The Niger river is the main artery of West Africa, flowing from the highlands of Guinea to its most northern point in Mali and out to its delta in Nigeria. Along its route, it provides a variety of services to many different beneficiaries. It is the principal freshwater source in the semi-arid Sahel region of West Africa, making it crucial for the provisioning of a wide range of ecosystem services. The annual flooding regime of the Niger provides the lifeline for the Inner Niger Delta, the second largest wetland in Africa and a designated RAMSAR site. The delta extends over 25,000 km2 during good flooding years providing livelihoods to around 1.5 million inhabitants. This extent, however, can cover as little as 8,000 km2 during periods of drought. Effects of low flooding levels, especially during consecutive years, have detrimental impacts on fisheries, livestock, agriculture and transport in the Inner Niger Delta. To satisfy the growing demands for energy and food demands in Guinea and Mali, it is anticipated that a large hydropower dam will be built in Moussako, near the source of the Niger river in the highlands of Guinea.

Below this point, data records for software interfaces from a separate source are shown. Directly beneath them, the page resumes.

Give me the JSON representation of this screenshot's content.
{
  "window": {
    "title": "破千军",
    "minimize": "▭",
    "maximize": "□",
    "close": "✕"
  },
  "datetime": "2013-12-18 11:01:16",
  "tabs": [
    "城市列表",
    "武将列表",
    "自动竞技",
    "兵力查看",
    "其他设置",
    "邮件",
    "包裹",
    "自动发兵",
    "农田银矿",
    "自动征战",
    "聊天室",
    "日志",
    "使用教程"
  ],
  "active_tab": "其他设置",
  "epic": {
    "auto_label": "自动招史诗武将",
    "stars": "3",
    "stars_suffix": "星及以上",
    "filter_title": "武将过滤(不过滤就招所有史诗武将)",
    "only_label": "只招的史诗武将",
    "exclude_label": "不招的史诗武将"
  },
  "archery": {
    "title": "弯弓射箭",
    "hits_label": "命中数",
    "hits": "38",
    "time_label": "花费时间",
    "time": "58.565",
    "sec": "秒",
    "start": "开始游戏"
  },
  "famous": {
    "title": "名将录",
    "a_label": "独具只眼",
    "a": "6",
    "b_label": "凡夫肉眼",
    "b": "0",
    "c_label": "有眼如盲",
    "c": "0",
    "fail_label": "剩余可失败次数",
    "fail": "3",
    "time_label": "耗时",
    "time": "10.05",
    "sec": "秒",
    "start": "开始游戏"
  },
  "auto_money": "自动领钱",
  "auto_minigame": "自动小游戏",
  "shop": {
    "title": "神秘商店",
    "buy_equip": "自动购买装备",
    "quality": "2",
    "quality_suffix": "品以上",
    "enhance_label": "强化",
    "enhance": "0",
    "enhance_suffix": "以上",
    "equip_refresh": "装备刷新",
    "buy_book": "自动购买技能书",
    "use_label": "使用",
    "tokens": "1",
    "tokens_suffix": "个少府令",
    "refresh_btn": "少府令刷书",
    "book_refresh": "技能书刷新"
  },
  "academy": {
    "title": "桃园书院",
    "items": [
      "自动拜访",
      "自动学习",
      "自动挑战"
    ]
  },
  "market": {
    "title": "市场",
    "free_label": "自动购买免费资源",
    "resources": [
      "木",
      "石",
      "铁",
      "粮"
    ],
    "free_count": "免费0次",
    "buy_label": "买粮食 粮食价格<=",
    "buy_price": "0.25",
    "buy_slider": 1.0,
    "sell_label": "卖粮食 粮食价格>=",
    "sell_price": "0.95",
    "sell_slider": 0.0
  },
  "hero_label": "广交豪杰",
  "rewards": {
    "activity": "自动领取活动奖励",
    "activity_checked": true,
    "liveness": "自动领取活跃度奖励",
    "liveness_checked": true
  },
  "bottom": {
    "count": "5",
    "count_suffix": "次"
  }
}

In addition to electricity generation, the dam will provide controlled irrigation for the gradual expansion of the Office du Niger agricultural region in Mali.

Analysing the effects of the Moussako dam

To quantify the effects of the planned infrastructure projects, Wolfs Company in which various dimensions and operational goals of the potential Moussako dam, and two scenarios for the expansion of Office du Niger, were analysed. Results indicate that both infrastructure projects have a significant effect on the provisioning of ecosystem services in the delta. The economic values of recorded rice production,
livestock herding, fishing and fluvial transportation in the delta is estimated at 238 billion FCFA per year. The upstream interventions are estimated to decrease this value by 2.2% to 11.5%, or between 6 and 24 billion FCFA per year. Also, as indicated by the scenario analysis, complete collapse of the rice production, fishing and transport sectors in dry periods, such as experienced in the 1980s, cannot be excluded. Furthermore, the planned projects are estimated to increase the frequency of dry periods and projections also suggest population growth in the delta. These aspects are likely to further intensify the negative economic effects of the infrastructure plans.

The results of this study were published in the DECIDAID tool, which contains the primary results of the scenario analysis.

Example of the effect of Dam construction on the risk of malaria in the Inner Niger Delta (Developed for the World Bank Project)

Expanded scenario analysis for the World Bank project

 In the World Bank Project we worked together with Wetlands International, Altenburg & Wymenga, Deltares and ISL Engineering to further expand knowledge on the effects of water infrastructure projects in the Niger River on flood dynamics and ecosystem services in the Inner Niger Delta. Based on an updated hydrodynamic model we further assessed ecosystem services such as agricultural and fishing opportunities in the Delta, and explored additional services such as disease regulation.  This study further corroborated our earlier findings, in indicating a negative effect of water infrastructure projects on the majority of ecosystem services in the future, particularly in dry years.